* **DESCRIPTION OF THE TASK**: Please set down the data word for word; images do not go in the copy.

* **INFORMATION GIVEN**:
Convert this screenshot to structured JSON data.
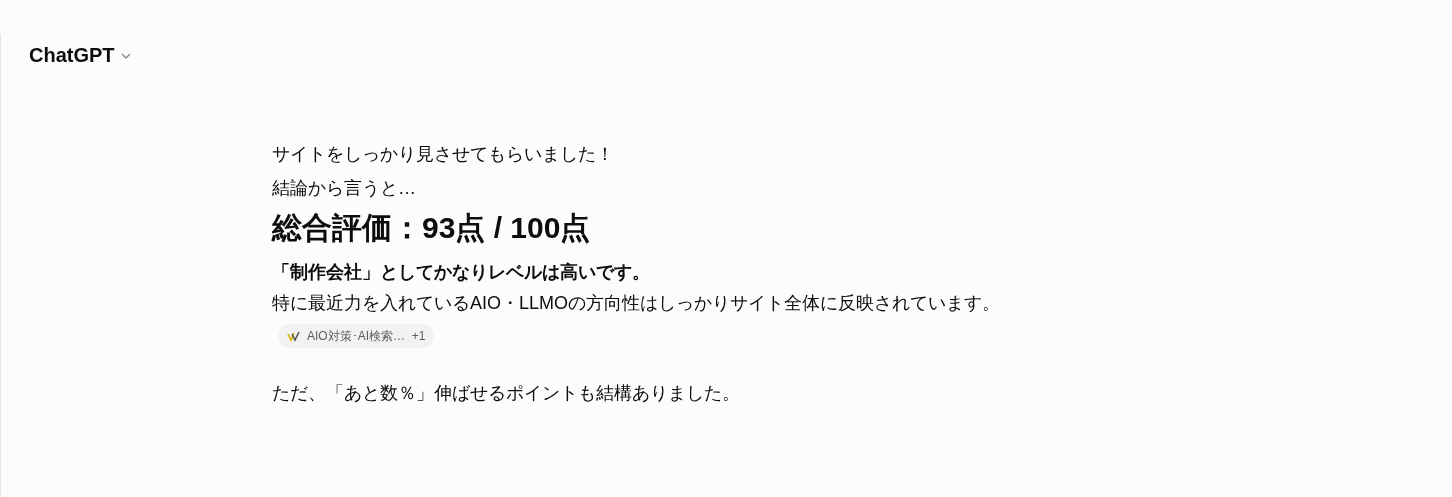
{
  "header": {
    "title": "ChatGPT"
  },
  "blocks": [
    {
      "kind": "text",
      "text": "サイトをしっかり見させてもらいました！"
    },
    {
      "kind": "text",
      "text": "結論から言うと…"
    },
    {
      "kind": "heading",
      "text": "総合評価：93点 / 100点"
    },
    {
      "kind": "strong",
      "text": "「制作会社」としてかなりレベルは高いです。"
    },
    {
      "kind": "text",
      "text": "特に最近力を入れているAIO・LLMOの方向性はしっかりサイト全体に反映されています。"
    },
    {
      "kind": "citation",
      "text": "AIO対策･AI検索…",
      "count": "+1"
    },
    {
      "kind": "text",
      "text": "ただ、「あと数％」伸ばせるポイントも結構ありました。"
    }
  ]
}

* **ANSWER TO THE EXERCISE**:
Convert this screenshot to structured JSON data.
{
  "header": {
    "title": "ChatGPT"
  },
  "blocks": [
    {
      "kind": "text",
      "text": "サイトをしっかり見させてもらいました！"
    },
    {
      "kind": "text",
      "text": "結論から言うと…"
    },
    {
      "kind": "heading",
      "text": "総合評価：93点 / 100点"
    },
    {
      "kind": "strong",
      "text": "「制作会社」としてかなりレベルは高いです。"
    },
    {
      "kind": "text",
      "text": "特に最近力を入れているAIO・LLMOの方向性はしっかりサイト全体に反映されています。"
    },
    {
      "kind": "citation",
      "text": "AIO対策･AI検索…",
      "count": "+1"
    },
    {
      "kind": "text",
      "text": "ただ、「あと数％」伸ばせるポイントも結構ありました。"
    }
  ]
}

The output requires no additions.